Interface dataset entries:
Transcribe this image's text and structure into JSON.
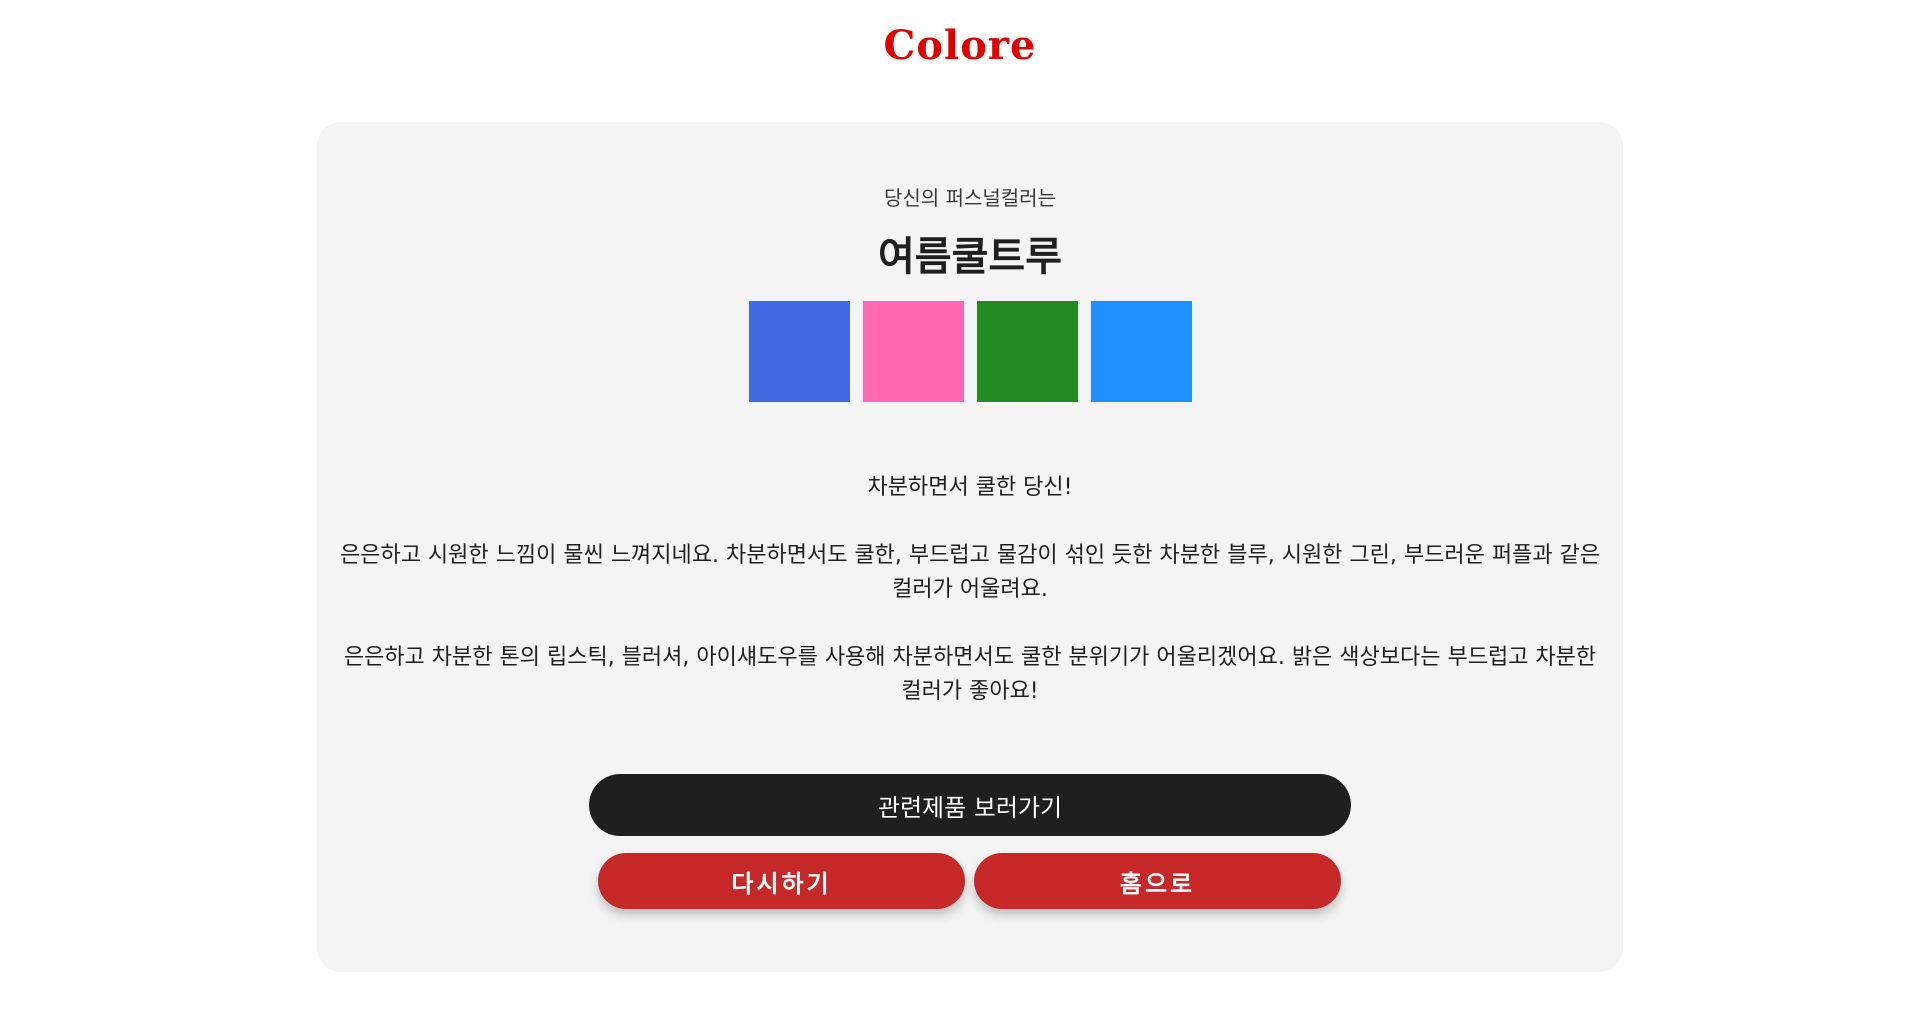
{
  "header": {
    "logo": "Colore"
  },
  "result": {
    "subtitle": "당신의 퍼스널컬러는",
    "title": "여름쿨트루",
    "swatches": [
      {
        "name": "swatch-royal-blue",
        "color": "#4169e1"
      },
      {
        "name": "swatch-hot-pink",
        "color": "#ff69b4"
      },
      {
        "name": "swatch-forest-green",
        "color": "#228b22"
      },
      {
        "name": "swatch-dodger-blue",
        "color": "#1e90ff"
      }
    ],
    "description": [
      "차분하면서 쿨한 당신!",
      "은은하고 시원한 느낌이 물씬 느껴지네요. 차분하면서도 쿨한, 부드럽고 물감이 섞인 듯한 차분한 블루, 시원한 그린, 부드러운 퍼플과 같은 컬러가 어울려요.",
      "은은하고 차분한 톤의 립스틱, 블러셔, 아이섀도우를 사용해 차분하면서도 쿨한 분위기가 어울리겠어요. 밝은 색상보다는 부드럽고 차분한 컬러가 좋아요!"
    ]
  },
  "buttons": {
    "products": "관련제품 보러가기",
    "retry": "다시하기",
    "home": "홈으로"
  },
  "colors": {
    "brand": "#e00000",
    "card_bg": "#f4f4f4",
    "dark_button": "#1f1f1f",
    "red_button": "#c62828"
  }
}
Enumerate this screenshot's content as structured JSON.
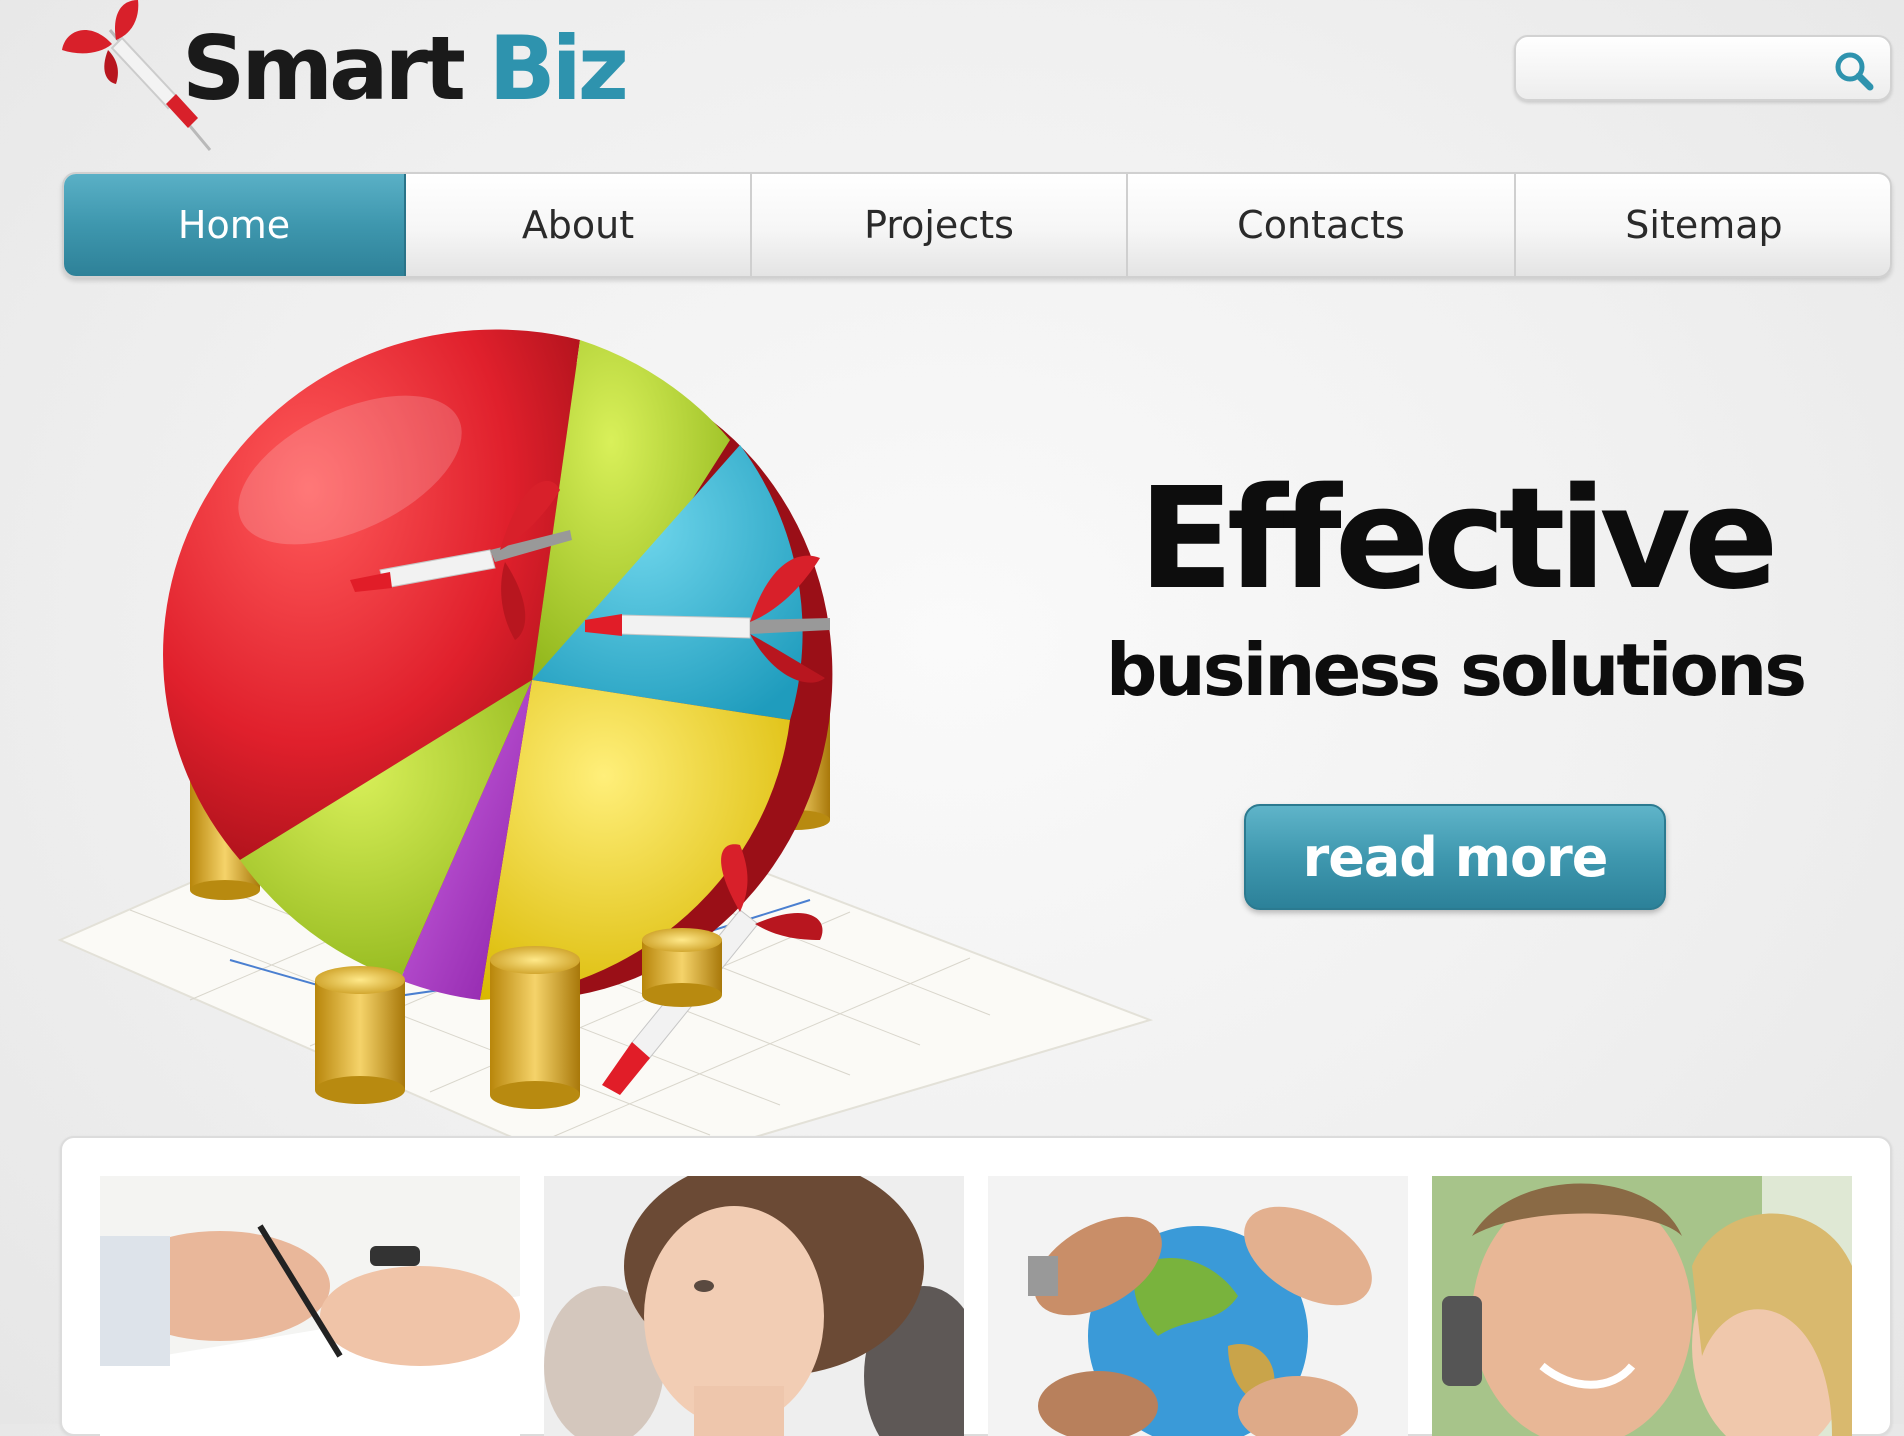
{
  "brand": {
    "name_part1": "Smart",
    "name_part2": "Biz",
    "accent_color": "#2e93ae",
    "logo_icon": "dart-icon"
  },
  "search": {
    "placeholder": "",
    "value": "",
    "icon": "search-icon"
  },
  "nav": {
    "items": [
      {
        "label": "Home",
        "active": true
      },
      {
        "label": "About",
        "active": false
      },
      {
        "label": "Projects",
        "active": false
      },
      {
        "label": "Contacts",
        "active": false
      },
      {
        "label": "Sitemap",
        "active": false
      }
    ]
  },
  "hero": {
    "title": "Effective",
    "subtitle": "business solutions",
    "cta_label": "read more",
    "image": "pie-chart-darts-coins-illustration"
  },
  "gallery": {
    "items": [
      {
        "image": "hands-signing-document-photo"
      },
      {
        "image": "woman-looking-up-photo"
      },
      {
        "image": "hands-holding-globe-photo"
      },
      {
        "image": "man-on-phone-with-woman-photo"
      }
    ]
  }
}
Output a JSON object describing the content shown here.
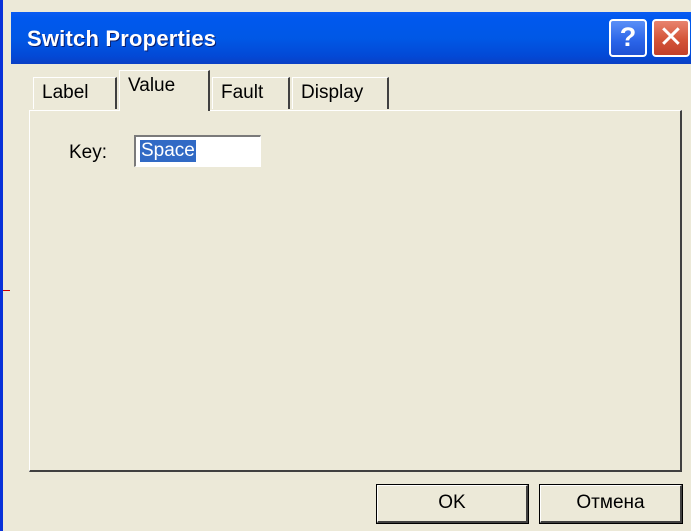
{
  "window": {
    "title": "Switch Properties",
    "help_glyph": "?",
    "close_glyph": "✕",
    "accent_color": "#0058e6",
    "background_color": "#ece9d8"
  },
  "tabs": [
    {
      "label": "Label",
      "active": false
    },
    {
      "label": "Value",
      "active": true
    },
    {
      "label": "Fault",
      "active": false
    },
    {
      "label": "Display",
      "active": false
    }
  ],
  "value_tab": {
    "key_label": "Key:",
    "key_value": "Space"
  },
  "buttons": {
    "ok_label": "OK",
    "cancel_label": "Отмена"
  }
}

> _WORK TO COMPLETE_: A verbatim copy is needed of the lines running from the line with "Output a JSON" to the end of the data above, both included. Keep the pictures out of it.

> _REPLY TO THE EXERCISE_:
Output a JSON object describing the content shown here.
{
  "window": {
    "title": "Switch Properties",
    "help_glyph": "?",
    "close_glyph": "✕",
    "accent_color": "#0058e6",
    "background_color": "#ece9d8"
  },
  "tabs": [
    {
      "label": "Label",
      "active": false
    },
    {
      "label": "Value",
      "active": true
    },
    {
      "label": "Fault",
      "active": false
    },
    {
      "label": "Display",
      "active": false
    }
  ],
  "value_tab": {
    "key_label": "Key:",
    "key_value": "Space"
  },
  "buttons": {
    "ok_label": "OK",
    "cancel_label": "Отмена"
  }
}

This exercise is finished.